One more thing. 50/50 Den. Alc. (and Water) does do some degreasing but the alcohol acts mor as a preservative than a degreaser. On a Perch, you can get by with Dawn, the 50/50 alcohol to "tan", then dawn and rinse and mount up. No need for Borax if you're going to tan it in the 50/50 alcohol solution.
Btw, I use Mineral Spirits to degrease my fish. It's a solvent, but I've found that it pulls out the most grease. Of course, do the Dawn thing and rinse between this and either the Borax solution or the 50/50 for tanning. And (again) Dawn and rinse just before mounting it up...
After skinning, I washed it and put it in the 50/50 DA/H20 solution last night. So, I guess all you're saying I have left is to rinse with Dawn or some decent degreasing soap and then let it dry out.

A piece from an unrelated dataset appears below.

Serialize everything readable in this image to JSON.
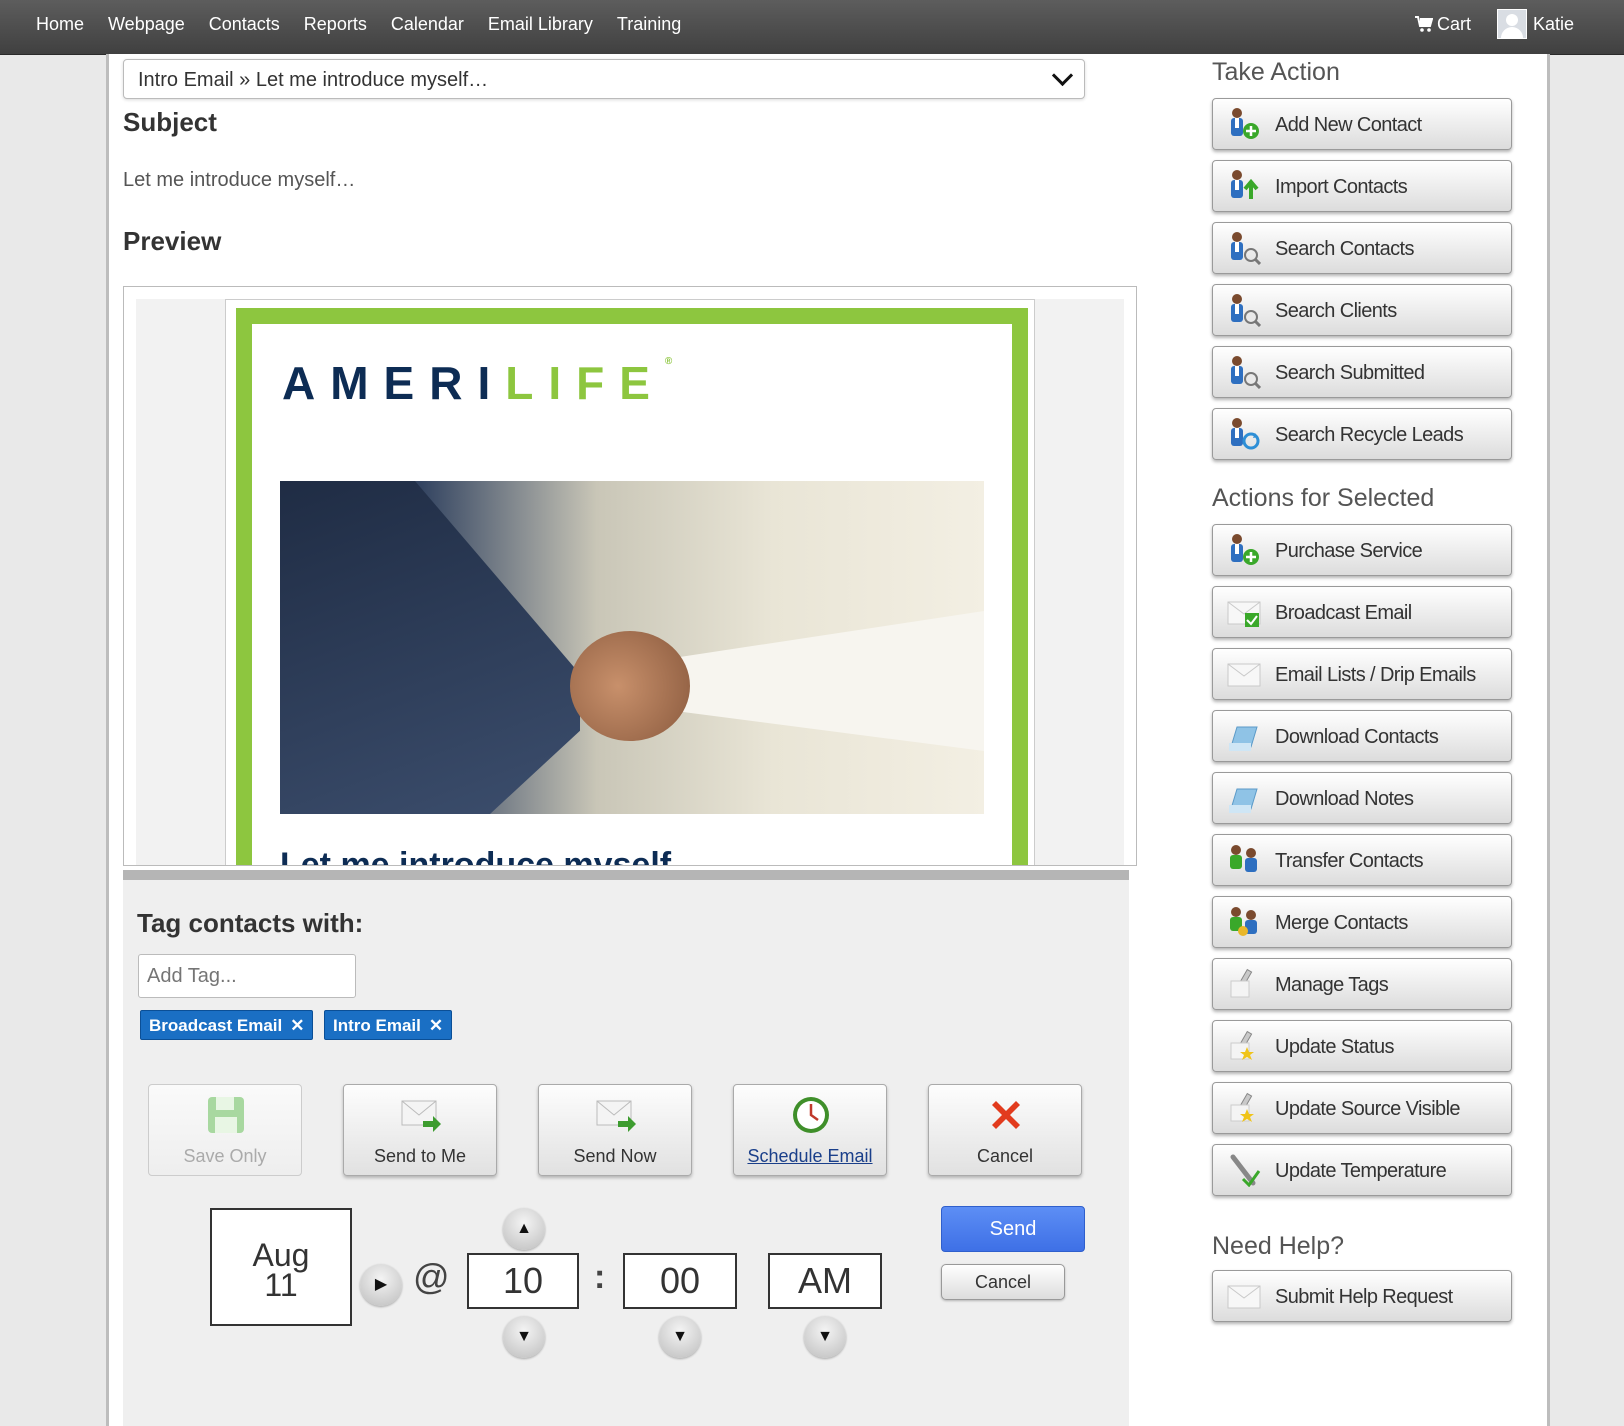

How long do I have to let it dry before I fill it?
It looks like I was confused on degreaser vs. tanning. You're saying that the DA/water is a tanner, just like the borax solution and if I really had wanted to do a thorough job I should have first used Mineral Sprits with water to degrease, then went on to DA/water or borax solution, right?
Thanks so much for the help..
The alcohol will do some degreasing. A Perch isn't that oily to begin with so you won't have any issues. Just rinse it now and start your half-cast per instr. in Breakthru manual.
If you're going to use mineral spirits to degrease in the future, just use straight mineral spirits (no water).
Then Dawn/rinse, then tanning (50/50 alc. and water OR borax solution). Then Rinse and mount up (or cast...)
Did that, and filled it last night. In the Breakthrough book, it doesn't specify to stitch up the fish on the back, but I assume you should do something - glue, staple or stitch - even on such a small fish.
I still don't understand what to do with the fins, but I have a few other books that I can check into that if noone feels like responding.
Right now, it's drying and the fins are just opened up but no cards or anything supporting them (probably try to fix that this afternoon).
Also, when I pinned the fins out for the half-cast, I made some holes in them, how do you fill these in?